So what does all of this have to do with payments? In much the same way that Uber, Lyft, Airbnb, and even Apple’s iTunes have challenged the old-guard industries, massive and disruptive change is happening in the payments industry as well.
Payments have been the dominion of banks and financial institutions since the Medieval times, and truth be told, very little innovation has happened since, particularly in the area of B2B transactions. Yes, you can do online banking now, and can take a photo of a check with your phone and send it in, but the way money moves across the multi-corner banking model is the same as its ever been—slow, non-transparent, costly, and well, “analog”. It is all the things that are often associated with oligopolistic or monopolistic businesses, and much like the taxicab situation leaving me stranded and frustrated, companies doing B2B transactions feel the same way. One only has to take a cursory look at the consolidation of banks to know what the future holds here (http://bit.ly/1irf6Xa). However, all that is changing, and fast. Forbes magazine has a lot to say about changes happening in the banking industry (http://onforb.es/1etvwjY) and the impact to the old guard.
New types of financial service providers and “non-banks” have come to the rescue, and are bringing innovation and game-changing digital platforms to bear. And the sleepy traditional banking and financial sectors are struggling to keep pace with these new upstarts. While we’ve seen exciting new developments happening in the peer-to-peer and consumer payments spaces (with digital crypto currencies like Bitcoin and Ripple’s XRP, and companies like Square, Stripe, and others) sadly, B2B transactions and payments have been literally stuck in the dark ages. That is, until Traxpay.
Built from the ground-up exclusively for B2B transactions and payments, Traxpay is transforming the way that business pay and get paid on a global basis—bringing faster, safer, and smarter financial transactions. As we continue in our mission, yes, there will be drama, yes, there will be heavy lobbying, and most certainly it will be action-packed. Just like in the other upstarts disrupting old industries with new digital platforms, the old-guard and traditional analog players in the market won’t take it laying down. Traxpay is happy to be considered rogue. We wear it as a badge of honor.
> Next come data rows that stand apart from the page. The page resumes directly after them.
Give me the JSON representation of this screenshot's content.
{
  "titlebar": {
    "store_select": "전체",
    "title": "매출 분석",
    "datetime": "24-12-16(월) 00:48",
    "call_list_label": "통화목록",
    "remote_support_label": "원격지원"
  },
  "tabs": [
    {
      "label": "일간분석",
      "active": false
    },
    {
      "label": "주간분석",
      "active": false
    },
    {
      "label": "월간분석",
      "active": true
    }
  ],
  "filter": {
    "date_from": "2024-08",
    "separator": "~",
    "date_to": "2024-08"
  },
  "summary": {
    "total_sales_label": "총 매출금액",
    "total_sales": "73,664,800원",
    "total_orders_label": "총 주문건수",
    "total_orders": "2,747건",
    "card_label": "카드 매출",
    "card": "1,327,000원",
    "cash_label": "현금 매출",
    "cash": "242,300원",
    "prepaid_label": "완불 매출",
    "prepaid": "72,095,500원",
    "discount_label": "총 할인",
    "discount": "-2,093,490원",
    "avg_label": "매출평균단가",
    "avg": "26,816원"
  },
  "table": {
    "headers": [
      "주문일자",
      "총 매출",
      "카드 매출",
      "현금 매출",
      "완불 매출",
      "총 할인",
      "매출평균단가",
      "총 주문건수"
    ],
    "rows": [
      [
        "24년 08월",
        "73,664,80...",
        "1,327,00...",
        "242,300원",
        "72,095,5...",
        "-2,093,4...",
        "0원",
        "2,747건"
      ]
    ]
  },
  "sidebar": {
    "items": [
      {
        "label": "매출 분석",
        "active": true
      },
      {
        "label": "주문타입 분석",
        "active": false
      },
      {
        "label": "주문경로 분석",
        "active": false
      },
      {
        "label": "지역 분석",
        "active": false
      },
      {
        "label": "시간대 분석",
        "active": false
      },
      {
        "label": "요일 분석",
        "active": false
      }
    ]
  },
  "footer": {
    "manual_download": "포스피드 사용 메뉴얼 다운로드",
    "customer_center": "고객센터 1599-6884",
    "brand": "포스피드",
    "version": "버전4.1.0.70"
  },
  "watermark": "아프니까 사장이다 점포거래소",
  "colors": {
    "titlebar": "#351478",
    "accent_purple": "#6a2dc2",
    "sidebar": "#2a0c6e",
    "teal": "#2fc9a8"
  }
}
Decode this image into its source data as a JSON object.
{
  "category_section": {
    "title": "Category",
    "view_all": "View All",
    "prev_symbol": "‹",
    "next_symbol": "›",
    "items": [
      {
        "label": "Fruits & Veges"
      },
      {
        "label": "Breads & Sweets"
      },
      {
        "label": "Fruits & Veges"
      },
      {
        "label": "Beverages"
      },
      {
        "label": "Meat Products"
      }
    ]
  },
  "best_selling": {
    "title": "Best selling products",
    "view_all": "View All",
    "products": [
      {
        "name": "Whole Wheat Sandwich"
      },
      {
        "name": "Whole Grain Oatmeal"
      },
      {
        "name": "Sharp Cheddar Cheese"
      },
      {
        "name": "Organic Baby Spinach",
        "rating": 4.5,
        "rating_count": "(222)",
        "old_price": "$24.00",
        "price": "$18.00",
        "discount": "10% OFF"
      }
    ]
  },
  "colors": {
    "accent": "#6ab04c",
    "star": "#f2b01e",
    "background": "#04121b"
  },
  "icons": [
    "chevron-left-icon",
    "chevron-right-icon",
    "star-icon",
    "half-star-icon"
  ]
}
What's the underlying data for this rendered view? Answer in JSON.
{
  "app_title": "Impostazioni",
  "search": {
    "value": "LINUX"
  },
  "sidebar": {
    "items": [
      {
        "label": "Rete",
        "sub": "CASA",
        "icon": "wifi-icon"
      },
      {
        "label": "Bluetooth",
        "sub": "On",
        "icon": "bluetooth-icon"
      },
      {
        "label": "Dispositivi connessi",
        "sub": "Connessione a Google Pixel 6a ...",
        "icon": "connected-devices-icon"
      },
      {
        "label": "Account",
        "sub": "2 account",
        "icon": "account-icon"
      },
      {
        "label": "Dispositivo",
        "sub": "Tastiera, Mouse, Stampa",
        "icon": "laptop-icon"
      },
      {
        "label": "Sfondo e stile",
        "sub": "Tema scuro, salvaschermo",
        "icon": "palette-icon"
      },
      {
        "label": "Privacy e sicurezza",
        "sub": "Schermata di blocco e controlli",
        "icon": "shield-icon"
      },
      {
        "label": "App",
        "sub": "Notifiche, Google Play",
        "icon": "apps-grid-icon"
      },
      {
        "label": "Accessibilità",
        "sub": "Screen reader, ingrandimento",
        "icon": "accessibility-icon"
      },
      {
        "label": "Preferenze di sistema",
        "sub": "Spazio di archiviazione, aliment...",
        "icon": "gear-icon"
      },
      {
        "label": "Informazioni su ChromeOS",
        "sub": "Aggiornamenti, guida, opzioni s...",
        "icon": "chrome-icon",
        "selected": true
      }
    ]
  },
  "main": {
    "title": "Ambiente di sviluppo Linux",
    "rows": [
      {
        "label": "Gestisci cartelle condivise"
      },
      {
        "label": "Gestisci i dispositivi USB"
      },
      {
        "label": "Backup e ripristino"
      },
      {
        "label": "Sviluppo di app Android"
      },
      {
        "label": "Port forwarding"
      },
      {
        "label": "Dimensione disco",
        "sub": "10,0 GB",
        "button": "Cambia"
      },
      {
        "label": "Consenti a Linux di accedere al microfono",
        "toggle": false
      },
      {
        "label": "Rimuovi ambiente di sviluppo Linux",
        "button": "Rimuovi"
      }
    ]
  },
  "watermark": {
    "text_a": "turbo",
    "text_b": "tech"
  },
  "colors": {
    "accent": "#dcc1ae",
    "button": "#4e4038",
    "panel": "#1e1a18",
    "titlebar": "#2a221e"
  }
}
We know how this story ends—protectionism always fails—and we continue to be inspired by our customers and our investors as we continue to bring disruption and dynamic payments to the world of B2B transactions.